United States President Joe Biden has conveyed his support for a ceasefire after increased pressure from activists and his own Democratic Party over Israel’s continued bombardment on Gaza.

In a statement on Monday, the White House said Biden “expressed his support for a ceasefire and discussed US engagement with Egypt and other partners towards that end” in a phone call with Israeli caretaker Prime Minister Benjamin Netanyahu.

“The President reiterated his firm support for Israel’s right to defend itself against indiscriminate rocket attacks,” the statement read.




A day earlier, Netanyahu had said the Israeli military offensive on Gaza would continue “full force”; Israeli air raids on the Gaza Strip since May 10 have killed more than 212 people, including 61 children, according to Gaza’s Ministry of Health.

Tens of thousands of Palestinians have been displaced by Israeli bombings, which began on May 10 after rockets were launched from Gaza towards Israel.

Hamas, the Palestinian faction that governs the blockaded Palestinian territory, said the rockets were fired in retaliation for the forced expulsions of Palestinians from occupied East Jerusalem and Israeli attacks on Al-Aqsa Mosque.



Biden “welcomed efforts to address inter-communal violence and to bring calm to Jerusalem” and “encouraged Israel to make every effort to ensure the protection of innocent civilians”, the White House readout of the call with Netanyahu said.

Since the fighting erupted, Biden and his administration’s top officials have publicly supported Israel unequivocally, while insisting that they were working through diplomatic and military channels to try to de-escalate the violence.

On Sunday the United States for the third time blocked a a UN statement condemning Israel for its deadly military offensive in Gaza.
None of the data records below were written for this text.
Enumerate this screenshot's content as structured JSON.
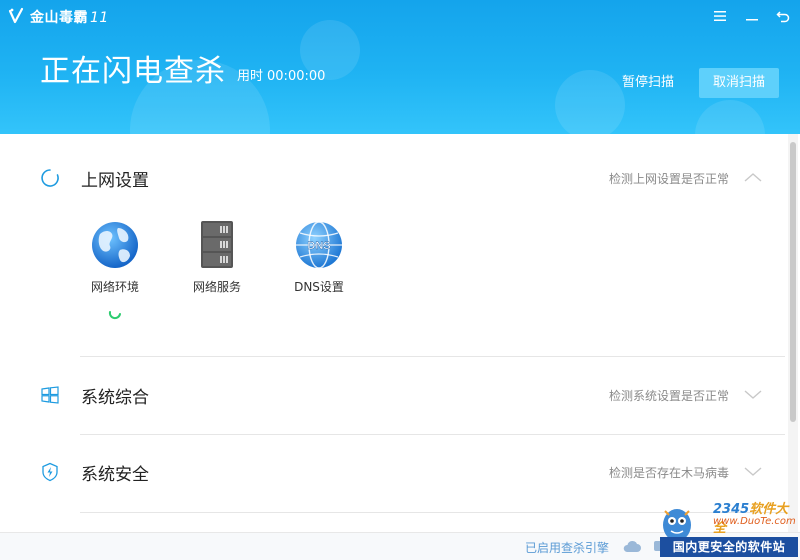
{
  "app": {
    "name": "金山毒霸",
    "version": "11"
  },
  "window_controls": {
    "menu_icon": "menu-icon",
    "minimize_icon": "minimize-icon",
    "restore_icon": "back-icon"
  },
  "scan": {
    "title": "正在闪电查杀",
    "elapsed_label": "用时",
    "elapsed_value": "00:00:00",
    "pause_label": "暂停扫描",
    "cancel_label": "取消扫描"
  },
  "sections": [
    {
      "title": "上网设置",
      "description": "检测上网设置是否正常",
      "icon": "loading-ring-icon",
      "expanded": true,
      "items": [
        {
          "label": "网络环境",
          "icon": "globe-icon",
          "scanning": true
        },
        {
          "label": "网络服务",
          "icon": "server-icon",
          "scanning": false
        },
        {
          "label": "DNS设置",
          "icon": "dns-globe-icon",
          "scanning": false
        }
      ]
    },
    {
      "title": "系统综合",
      "description": "检测系统设置是否正常",
      "icon": "windows-icon",
      "expanded": false
    },
    {
      "title": "系统安全",
      "description": "检测是否存在木马病毒",
      "icon": "shield-icon",
      "expanded": false
    }
  ],
  "footer": {
    "engine_text": "已启用查杀引擎",
    "icon": "cloud-icon"
  },
  "watermark": {
    "brand_num": "2345",
    "brand_text": "软件大全",
    "url": "www.DuoTe.com",
    "banner": "国内更安全的软件站"
  },
  "colors": {
    "header_top": "#14a4ec",
    "header_bottom": "#33c4fa",
    "accent_green": "#2dcc70",
    "link_blue": "#5b9bd5"
  }
}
READ.

US Army General Mark Milley warned on Monday of potential destabilisation beyond the Gaza Strip from continued fighting. “It’s in no one’s interest to continue fighting,” Milley told reporters shortly before landing in Brussels for talks with NATO allies.

“My assessment is that you risk broader destabilisation, and you risk a whole series of negative consequences if the fighting continues,” Milley said. “De-escalation is a smart course of action at this point for all parties concerned.”

Meanwhile, a group of 25 Democratic senators signed a public letter to Biden during the weekend calling for an immediate ceasefire.

As the Palestinian death toll continued to rise in Gaza on Monday, Democratic Senate Majority leader Chuck Schumer, who has traditionally been a staunch defender of Israel, also called for a ceasefire.